The Death of DVD Sales in Korea a Trailer for U.S. Coming Attraction?

[qi:_newteevee] Hollywood take note: Sony Pictures is the sixth (and final) major movie studio to pull up stakes in South Korea, where blazing fast, ubiquitous broadband has sucker-punched the market for DVD sales and rentals, NewTeeVee reports today. In Korea, where average broadband penetration rate by household hit 90.1 percent last year (and in Seoul reached 107.8 percent), nearly 50 percent of Internet users say they download movies, and the typical users is downloading about a movie a week. Unsurprisingly, perhaps, DVD sales have more than halved between 2008 and 2002, and rental shops feel to a third of their 2001 numbers by the end of 2007.

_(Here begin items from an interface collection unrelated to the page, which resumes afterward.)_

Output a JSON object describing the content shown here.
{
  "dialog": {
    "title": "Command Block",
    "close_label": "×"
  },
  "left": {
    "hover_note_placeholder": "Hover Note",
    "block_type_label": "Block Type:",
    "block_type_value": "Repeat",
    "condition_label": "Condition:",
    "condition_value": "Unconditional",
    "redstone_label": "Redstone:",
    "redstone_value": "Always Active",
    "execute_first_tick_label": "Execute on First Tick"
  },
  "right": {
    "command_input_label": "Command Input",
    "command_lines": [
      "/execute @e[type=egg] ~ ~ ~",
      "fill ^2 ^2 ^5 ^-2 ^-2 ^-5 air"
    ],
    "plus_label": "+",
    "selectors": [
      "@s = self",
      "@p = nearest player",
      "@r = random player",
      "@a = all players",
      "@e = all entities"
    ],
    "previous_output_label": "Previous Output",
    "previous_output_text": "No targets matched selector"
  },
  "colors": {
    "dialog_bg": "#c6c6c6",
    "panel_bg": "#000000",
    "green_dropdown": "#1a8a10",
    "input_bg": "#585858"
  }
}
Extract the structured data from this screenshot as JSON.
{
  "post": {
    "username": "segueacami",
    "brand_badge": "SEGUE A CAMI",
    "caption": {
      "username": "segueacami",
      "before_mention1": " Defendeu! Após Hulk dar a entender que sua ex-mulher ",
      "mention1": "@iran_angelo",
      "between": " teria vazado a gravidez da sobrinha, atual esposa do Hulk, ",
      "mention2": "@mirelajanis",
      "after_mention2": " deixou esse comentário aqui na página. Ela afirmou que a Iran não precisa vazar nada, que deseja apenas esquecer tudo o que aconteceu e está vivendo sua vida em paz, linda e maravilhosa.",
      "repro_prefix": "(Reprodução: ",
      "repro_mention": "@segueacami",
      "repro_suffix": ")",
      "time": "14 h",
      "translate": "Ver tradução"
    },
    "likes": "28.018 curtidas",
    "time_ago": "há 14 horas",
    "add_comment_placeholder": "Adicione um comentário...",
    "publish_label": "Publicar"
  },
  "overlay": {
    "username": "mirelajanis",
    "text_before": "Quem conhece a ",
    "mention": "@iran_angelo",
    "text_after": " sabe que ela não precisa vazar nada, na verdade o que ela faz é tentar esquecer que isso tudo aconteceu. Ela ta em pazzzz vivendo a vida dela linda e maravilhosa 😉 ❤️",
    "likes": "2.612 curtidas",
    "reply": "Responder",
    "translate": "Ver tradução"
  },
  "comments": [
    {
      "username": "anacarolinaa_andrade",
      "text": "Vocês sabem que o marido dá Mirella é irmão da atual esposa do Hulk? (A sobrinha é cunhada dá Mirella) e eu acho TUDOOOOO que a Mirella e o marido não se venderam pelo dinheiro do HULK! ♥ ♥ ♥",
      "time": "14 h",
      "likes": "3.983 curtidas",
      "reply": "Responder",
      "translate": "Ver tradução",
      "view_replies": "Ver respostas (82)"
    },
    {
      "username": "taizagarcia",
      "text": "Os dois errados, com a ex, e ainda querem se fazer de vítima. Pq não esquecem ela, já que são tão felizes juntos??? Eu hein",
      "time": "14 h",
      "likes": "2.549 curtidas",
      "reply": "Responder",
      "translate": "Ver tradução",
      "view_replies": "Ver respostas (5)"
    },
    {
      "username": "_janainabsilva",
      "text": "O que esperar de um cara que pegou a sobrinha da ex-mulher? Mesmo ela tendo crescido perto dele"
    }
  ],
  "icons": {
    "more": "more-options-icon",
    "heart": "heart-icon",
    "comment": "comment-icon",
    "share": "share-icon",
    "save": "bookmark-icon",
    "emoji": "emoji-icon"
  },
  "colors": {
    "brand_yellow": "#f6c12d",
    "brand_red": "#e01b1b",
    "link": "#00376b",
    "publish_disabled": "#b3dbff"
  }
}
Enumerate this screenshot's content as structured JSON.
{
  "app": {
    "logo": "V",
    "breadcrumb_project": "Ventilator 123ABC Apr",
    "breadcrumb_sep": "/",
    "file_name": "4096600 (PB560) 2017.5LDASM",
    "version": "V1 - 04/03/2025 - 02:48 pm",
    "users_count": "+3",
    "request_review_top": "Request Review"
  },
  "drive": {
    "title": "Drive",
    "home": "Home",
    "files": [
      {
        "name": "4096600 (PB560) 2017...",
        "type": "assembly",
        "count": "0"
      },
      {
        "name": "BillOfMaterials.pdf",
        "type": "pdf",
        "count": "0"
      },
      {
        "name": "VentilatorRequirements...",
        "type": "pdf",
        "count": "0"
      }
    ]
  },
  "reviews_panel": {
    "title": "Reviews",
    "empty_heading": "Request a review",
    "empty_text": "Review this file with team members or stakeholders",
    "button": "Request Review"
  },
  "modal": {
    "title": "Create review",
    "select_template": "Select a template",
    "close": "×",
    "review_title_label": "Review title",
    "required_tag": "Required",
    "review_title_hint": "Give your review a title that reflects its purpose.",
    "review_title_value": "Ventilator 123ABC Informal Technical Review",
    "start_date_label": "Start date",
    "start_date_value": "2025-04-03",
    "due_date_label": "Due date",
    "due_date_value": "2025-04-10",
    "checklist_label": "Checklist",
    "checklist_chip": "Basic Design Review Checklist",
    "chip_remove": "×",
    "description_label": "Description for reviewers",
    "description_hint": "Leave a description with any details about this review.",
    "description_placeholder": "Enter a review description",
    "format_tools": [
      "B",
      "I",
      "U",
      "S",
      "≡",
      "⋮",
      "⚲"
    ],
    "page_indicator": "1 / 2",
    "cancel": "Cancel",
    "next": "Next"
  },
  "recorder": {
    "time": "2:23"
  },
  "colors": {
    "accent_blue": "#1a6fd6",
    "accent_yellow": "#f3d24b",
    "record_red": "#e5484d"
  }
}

But here’s the real zinger: In the face of ubiquitous broadband, DVDs won’t be replaced by other physical formats or even VOD services, but by the cloud. At the center of the Korean downloading craze are web-based storage solutions — so-called “webhard” services — originally popularized by LG. Today, there are dozens of vendors, with some offering up to 1 Terabyte of storage space for free. The services are monetized through priority access points that guarantee higher speeds. Rather than fighting the trend, Korean film studios are joining the cloud and starting a webhard-based movie download service by the end of the year.

Get the full story at NewTeeVee